Massive step for victims' rights, says Clonmel solicitor Kieran Cleary

Tipperary support group's key role in new victims' charter
Eamon Laceyelacey@nationalist.ie@thenationalist

Victims of crime in County Tipperary have played an influential role in persuading the Minister for Justice to introduce legislation affording rights to victims.

The Save Our Local Community (Victims of Crime) association established in County Tipperary in October 2015 has welcomed the introduction of new laws to give crime victims rights they never had before.

“The new legislation was brought to Cabinet before Christmas and approved by Dail Eireann and will become effective in a few weeks time.

It is a massive step in providing victims of crime more consideration, an input into the justice process and rights” said Kieran Cleary, a Clonmel based solicitor and one of the leaders in the Save Our Local Community association.

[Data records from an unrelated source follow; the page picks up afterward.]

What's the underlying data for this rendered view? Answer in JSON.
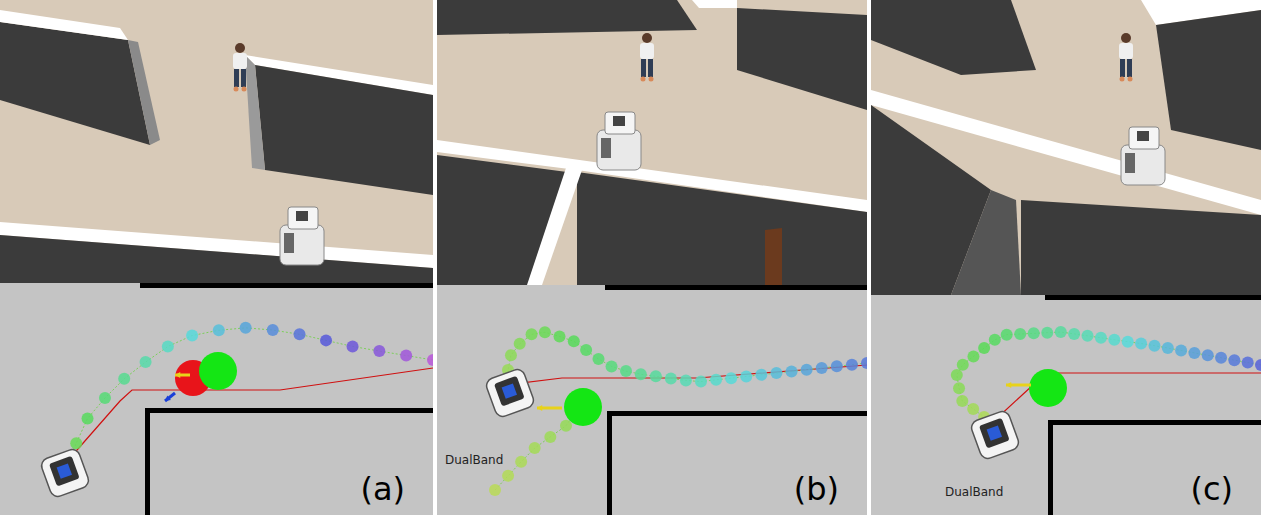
{
  "figure": {
    "panels": [
      {
        "label": "(a)"
      },
      {
        "label": "(b)",
        "map_text": "DualBand"
      },
      {
        "label": "(c)",
        "map_text": "DualBand"
      }
    ]
  }
}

Mr Cleary, who represented the Corcoran family of Killenaule who were attacked in their homes and whose case was dealt with in the courts just prior to the public meeting held in the Anner Hotel, said the new legislation would provide crime victims with worthwhile rights they never had.

“The committee set up in Thurles were to the forefront of bringing pressure to bear on Minister Fitzgerald to introduce this type of legislation which enshrines the rights of victims” said Mr Cleary.

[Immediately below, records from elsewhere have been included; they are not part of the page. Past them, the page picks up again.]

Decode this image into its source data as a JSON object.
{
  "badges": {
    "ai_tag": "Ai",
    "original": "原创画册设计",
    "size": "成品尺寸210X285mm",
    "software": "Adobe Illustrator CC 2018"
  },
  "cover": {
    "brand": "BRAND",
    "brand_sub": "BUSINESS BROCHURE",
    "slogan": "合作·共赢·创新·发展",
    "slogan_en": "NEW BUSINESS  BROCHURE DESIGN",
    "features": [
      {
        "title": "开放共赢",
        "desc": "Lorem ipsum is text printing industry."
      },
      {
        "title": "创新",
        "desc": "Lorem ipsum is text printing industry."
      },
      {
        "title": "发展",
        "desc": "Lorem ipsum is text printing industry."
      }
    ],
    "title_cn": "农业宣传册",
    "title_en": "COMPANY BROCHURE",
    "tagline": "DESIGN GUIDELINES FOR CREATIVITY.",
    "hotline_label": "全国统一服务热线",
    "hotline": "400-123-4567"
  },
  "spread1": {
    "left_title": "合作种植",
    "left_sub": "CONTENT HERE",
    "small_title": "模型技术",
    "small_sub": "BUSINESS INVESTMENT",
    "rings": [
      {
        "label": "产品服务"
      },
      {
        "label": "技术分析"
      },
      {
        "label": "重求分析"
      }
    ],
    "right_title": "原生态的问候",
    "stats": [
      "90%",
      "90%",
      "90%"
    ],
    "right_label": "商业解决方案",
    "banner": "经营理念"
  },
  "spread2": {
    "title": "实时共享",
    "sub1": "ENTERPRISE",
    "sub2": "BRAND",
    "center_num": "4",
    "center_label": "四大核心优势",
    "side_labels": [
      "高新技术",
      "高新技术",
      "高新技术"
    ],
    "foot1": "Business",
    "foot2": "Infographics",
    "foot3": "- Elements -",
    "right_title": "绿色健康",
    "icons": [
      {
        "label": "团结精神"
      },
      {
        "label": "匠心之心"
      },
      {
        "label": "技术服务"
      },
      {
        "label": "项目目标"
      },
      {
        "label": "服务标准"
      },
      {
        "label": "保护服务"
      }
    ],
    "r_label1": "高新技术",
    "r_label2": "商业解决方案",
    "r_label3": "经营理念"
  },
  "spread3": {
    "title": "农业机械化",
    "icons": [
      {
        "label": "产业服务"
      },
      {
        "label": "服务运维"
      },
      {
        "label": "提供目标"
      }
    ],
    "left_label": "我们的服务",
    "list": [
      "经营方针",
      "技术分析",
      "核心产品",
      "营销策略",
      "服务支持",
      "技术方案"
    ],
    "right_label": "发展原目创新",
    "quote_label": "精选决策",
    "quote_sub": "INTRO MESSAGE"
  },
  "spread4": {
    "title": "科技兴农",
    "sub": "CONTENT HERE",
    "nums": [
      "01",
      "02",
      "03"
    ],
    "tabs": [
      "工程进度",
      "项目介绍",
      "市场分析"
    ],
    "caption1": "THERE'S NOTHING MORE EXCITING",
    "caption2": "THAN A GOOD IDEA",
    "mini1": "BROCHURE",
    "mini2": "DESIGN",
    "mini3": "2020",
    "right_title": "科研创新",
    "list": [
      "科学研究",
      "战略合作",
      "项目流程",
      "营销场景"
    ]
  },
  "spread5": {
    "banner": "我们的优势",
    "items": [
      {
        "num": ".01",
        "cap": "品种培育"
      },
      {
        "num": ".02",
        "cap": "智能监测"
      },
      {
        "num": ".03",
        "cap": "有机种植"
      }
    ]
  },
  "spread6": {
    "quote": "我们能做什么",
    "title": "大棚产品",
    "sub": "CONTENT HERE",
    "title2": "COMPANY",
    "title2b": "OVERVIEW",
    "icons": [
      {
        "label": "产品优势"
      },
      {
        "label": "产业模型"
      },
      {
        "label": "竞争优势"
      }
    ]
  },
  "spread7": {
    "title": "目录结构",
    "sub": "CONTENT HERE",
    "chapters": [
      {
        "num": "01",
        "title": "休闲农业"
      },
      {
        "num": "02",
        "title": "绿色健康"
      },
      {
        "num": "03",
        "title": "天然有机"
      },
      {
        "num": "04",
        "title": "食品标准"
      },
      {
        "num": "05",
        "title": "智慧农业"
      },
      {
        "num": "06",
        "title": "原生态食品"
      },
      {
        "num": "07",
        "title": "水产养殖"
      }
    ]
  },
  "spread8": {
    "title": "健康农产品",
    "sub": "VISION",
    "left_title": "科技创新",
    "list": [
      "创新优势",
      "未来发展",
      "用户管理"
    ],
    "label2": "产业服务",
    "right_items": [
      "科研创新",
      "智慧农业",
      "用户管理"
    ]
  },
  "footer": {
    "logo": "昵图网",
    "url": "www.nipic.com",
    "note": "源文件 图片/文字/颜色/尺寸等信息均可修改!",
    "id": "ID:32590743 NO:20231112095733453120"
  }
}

He said the Save Our Local community had held discussions with Minister Fitzgerald on an on-going basis since it was established and would continue to do so.

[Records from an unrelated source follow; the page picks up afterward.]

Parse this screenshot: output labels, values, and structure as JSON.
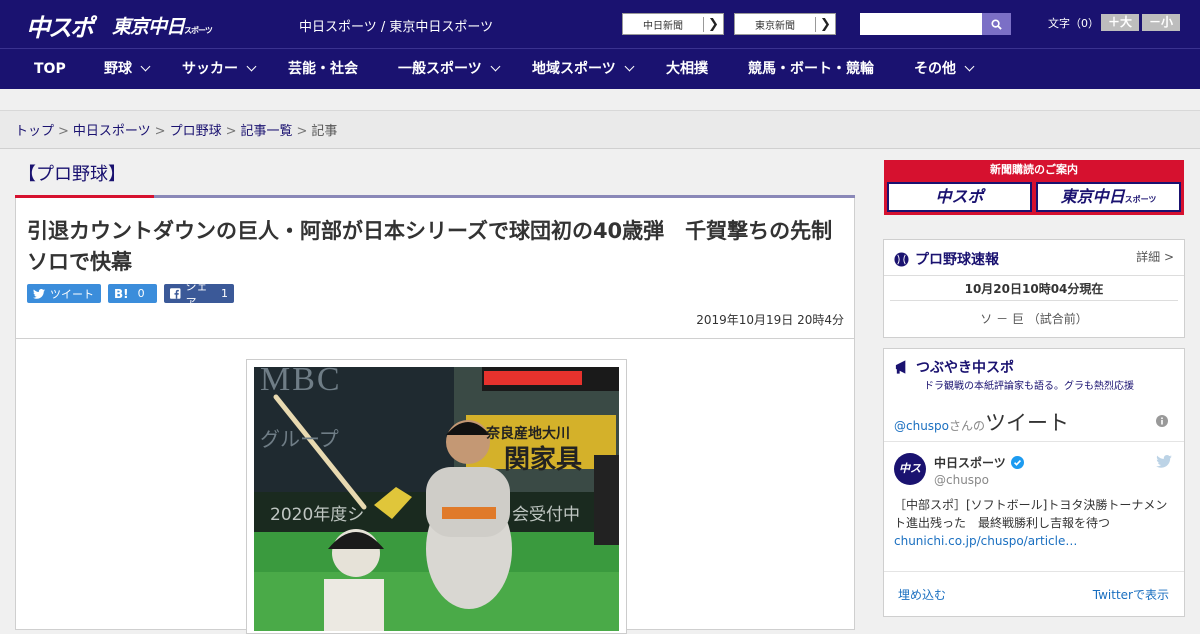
{
  "header": {
    "logo_main": "中スポ",
    "logo_tokyo": "東京中日",
    "logo_tokyo_small": "スポーツ",
    "site_name": "中日スポーツ / 東京中日スポーツ",
    "ext_links": [
      {
        "label": "中日新聞",
        "arrow": "❯"
      },
      {
        "label": "東京新聞",
        "arrow": "❯"
      }
    ],
    "search_placeholder": "",
    "font_size_label": "文字（0）",
    "font_larger": "＋大",
    "font_smaller": "－小"
  },
  "nav": {
    "items": [
      {
        "label": "TOP",
        "has_dropdown": false
      },
      {
        "label": "野球",
        "has_dropdown": true
      },
      {
        "label": "サッカー",
        "has_dropdown": true
      },
      {
        "label": "芸能・社会",
        "has_dropdown": false
      },
      {
        "label": "一般スポーツ",
        "has_dropdown": true
      },
      {
        "label": "地域スポーツ",
        "has_dropdown": true
      },
      {
        "label": "大相撲",
        "has_dropdown": false
      },
      {
        "label": "競馬・ボート・競輪",
        "has_dropdown": false
      },
      {
        "label": "その他",
        "has_dropdown": true
      }
    ]
  },
  "breadcrumb": {
    "items": [
      "トップ",
      "中日スポーツ",
      "プロ野球",
      "記事一覧"
    ],
    "separator": ">",
    "current": "記事"
  },
  "article": {
    "category": "【プロ野球】",
    "headline": "引退カウントダウンの巨人・阿部が日本シリーズで球団初の40歳弾　千賀撃ちの先制ソロで快幕",
    "share": {
      "tweet_label": "ツイート",
      "hatena_icon": "B!",
      "hatena_count": "0",
      "facebook_label": "シェア",
      "facebook_count": "1"
    },
    "date": "2019年10月19日 20時4分",
    "photo_texts": [
      "MBC",
      "グループ",
      "2020年度シ",
      "会受付中",
      "奈良産地大川",
      "関家具"
    ]
  },
  "sidebar": {
    "subscription": {
      "title": "新聞購読のご案内",
      "buttons": [
        "中スポ",
        "東京中日"
      ],
      "button_small": "スポーツ"
    },
    "baseball": {
      "title": "プロ野球速報",
      "detail_link": "詳細 >",
      "time": "10月20日10時04分現在",
      "game": "ソ － 巨 （試合前）"
    },
    "tweets": {
      "title": "つぶやき中スポ",
      "subtitle": "ドラ観戦の本紙評論家も語る。グラも熱烈応援",
      "handle_prefix": "@chuspo",
      "handle_suffix": "さんの",
      "tweets_word": "ツイート",
      "user_name": "中日スポーツ",
      "user_handle": "@chuspo",
      "tweet_text": "［中部スポ］[ソフトボール]トヨタ決勝トーナメント進出残った　最終戦勝利し吉報を待つ",
      "tweet_link": "chunichi.co.jp/chuspo/article…",
      "embed_link": "埋め込む",
      "view_link": "Twitterで表示"
    }
  },
  "colors": {
    "brand_navy": "#1a1270",
    "accent_red": "#d6112f",
    "share_blue": "#3b8ddb",
    "facebook_blue": "#3b5998"
  }
}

“The legislation amounts to a victims charter which is what this committee has been agitating for since it was established”, he added.

Describing the bill as “landmark legislation”, the Justice Minister said it would strengthen the rights of victims and their families, to ensure that victims and their needs are at the heart of the justice process.

“It will ensure that rights to information, advice and other appropriate assistance are met effectively and efficiently,” said Minister Fitzgerald.

“The bill will introduce, for the first time, statutory rights for victims of crime.”

The programme for government contained a commitment to publish legislation to implement the EU Victims of Crime Directive strengthening the rights, support, and protection of victims across the European Union.

Minister Fitzgerald added: “The proposals are strongly supported by victims’ support groups and I believe, will be supported by the public. I hope to progress this bill through the houses as quickly as possible.”

Under the new legislation victims of crime will have the power to request that alleged offenders be kept in custody.

All victims will also have the right to have a victim impact statement read out to the court.

Victims will have the right to be informed of decisions not to proceed with an investigation or not to prosecute. And, where a decision is made not to prosecute, a victim will be entitled to seek a review of that decision.

Victims are given advice on their own safety and will be given information on safety orders and barring orders.

If deemed necessary, special measures can be put in place to stop threats or intimidation of victims during the investigation and court process.

These measures can go as far as excluding the public from court proceedings and restricting questioning over the victim’s private life.